* ACTIVITY
Gather every line in the records below that contains the word "Streak".
DATA UNDER STUDY below:
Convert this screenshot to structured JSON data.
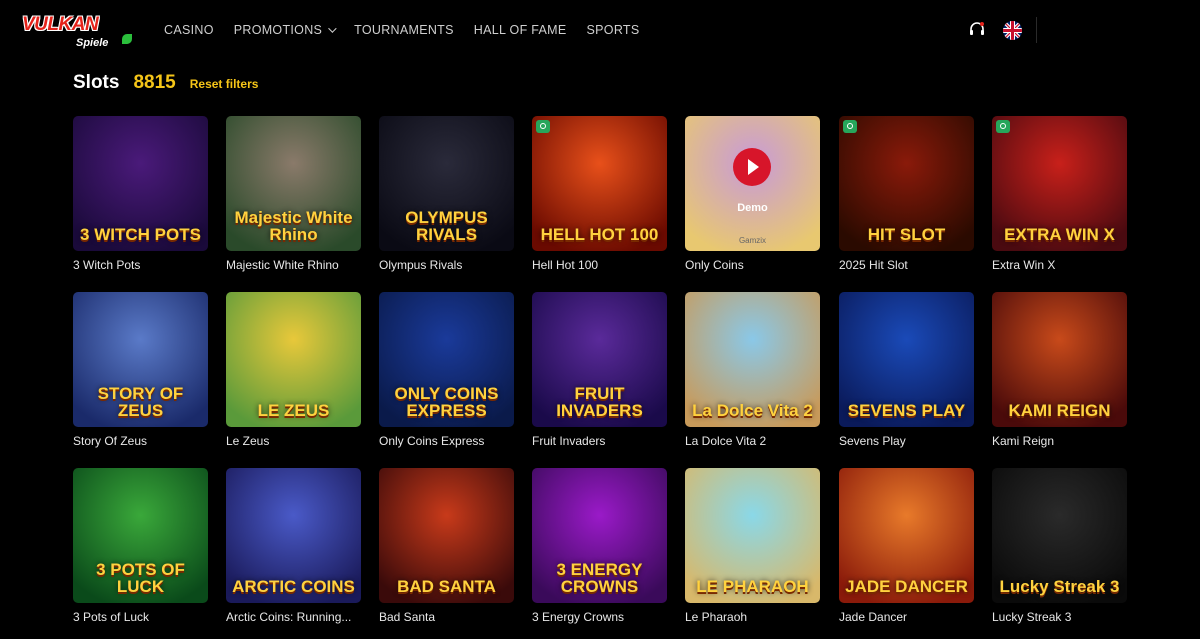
{
  "header": {
    "logo_main": "VULKAN",
    "logo_sub": "Spiele",
    "nav": [
      {
        "label": "CASINO"
      },
      {
        "label": "PROMOTIONS"
      },
      {
        "label": "TOURNAMENTS"
      },
      {
        "label": "HALL OF FAME"
      },
      {
        "label": "SPORTS"
      }
    ]
  },
  "section": {
    "title": "Slots",
    "count": "8815",
    "reset_label": "Reset filters"
  },
  "games": [
    {
      "name": "3 Witch Pots",
      "art": "3 WITCH POTS",
      "bg": "#4a1a7a",
      "bg2": "#1a0a3a",
      "badge": false
    },
    {
      "name": "Majestic White Rhino",
      "art": "Majestic White Rhino",
      "bg": "#8a7a6a",
      "bg2": "#2a4a2a",
      "badge": false
    },
    {
      "name": "Olympus Rivals",
      "art": "OLYMPUS RIVALS",
      "bg": "#2a2a3a",
      "bg2": "#0a0a14",
      "badge": false
    },
    {
      "name": "Hell Hot 100",
      "art": "HELL HOT 100",
      "bg": "#e8501a",
      "bg2": "#6a0a00",
      "badge": true
    },
    {
      "name": "Only Coins",
      "art": "",
      "bg": "#c89ad8",
      "bg2": "#e8c870",
      "badge": false,
      "demo": true
    },
    {
      "name": "2025 Hit Slot",
      "art": "HIT SLOT",
      "bg": "#8a1a0a",
      "bg2": "#2a0a00",
      "badge": true
    },
    {
      "name": "Extra Win X",
      "art": "EXTRA WIN X",
      "bg": "#c8201a",
      "bg2": "#4a0a10",
      "badge": true
    },
    {
      "name": "Story Of Zeus",
      "art": "STORY OF ZEUS",
      "bg": "#5a7ac8",
      "bg2": "#1a2a6a",
      "badge": false
    },
    {
      "name": "Le Zeus",
      "art": "LE ZEUS",
      "bg": "#e8c83a",
      "bg2": "#5a9a3a",
      "badge": false
    },
    {
      "name": "Only Coins Express",
      "art": "ONLY COINS EXPRESS",
      "bg": "#1a3a9a",
      "bg2": "#0a1a4a",
      "badge": false
    },
    {
      "name": "Fruit Invaders",
      "art": "FRUIT INVADERS",
      "bg": "#5a2a9a",
      "bg2": "#1a0a4a",
      "badge": false
    },
    {
      "name": "La Dolce Vita 2",
      "art": "La Dolce Vita 2",
      "bg": "#8ac8e8",
      "bg2": "#c89a5a",
      "badge": false
    },
    {
      "name": "Sevens Play",
      "art": "SEVENS PLAY",
      "bg": "#1a4ab8",
      "bg2": "#0a1a5a",
      "badge": false
    },
    {
      "name": "Kami Reign",
      "art": "KAMI REIGN",
      "bg": "#c84a1a",
      "bg2": "#4a0a0a",
      "badge": false
    },
    {
      "name": "3 Pots of Luck",
      "art": "3 POTS OF LUCK",
      "bg": "#3aa83a",
      "bg2": "#0a4a1a",
      "badge": false
    },
    {
      "name": "Arctic Coins: Running...",
      "art": "ARCTIC COINS",
      "bg": "#4a5ac8",
      "bg2": "#1a1a5a",
      "badge": false
    },
    {
      "name": "Bad Santa",
      "art": "BAD SANTA",
      "bg": "#c83a1a",
      "bg2": "#3a0a0a",
      "badge": false
    },
    {
      "name": "3 Energy Crowns",
      "art": "3 ENERGY CROWNS",
      "bg": "#9a1ac8",
      "bg2": "#3a0a5a",
      "badge": false
    },
    {
      "name": "Le Pharaoh",
      "art": "LE PHARAOH",
      "bg": "#8ad8e8",
      "bg2": "#d8b86a",
      "badge": false
    },
    {
      "name": "Jade Dancer",
      "art": "JADE DANCER",
      "bg": "#e87a2a",
      "bg2": "#8a1a0a",
      "badge": false
    },
    {
      "name": "Lucky Streak 3",
      "art": "Lucky Streak 3",
      "bg": "#2a2a2a",
      "bg2": "#0a0a0a",
      "badge": false
    }
  ],
  "demo": {
    "label": "Demo",
    "footer": "Gamzix"
  }
}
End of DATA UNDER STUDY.
* FINISHED TASK
      "name": "Lucky Streak 3",
      "art": "Lucky Streak 3",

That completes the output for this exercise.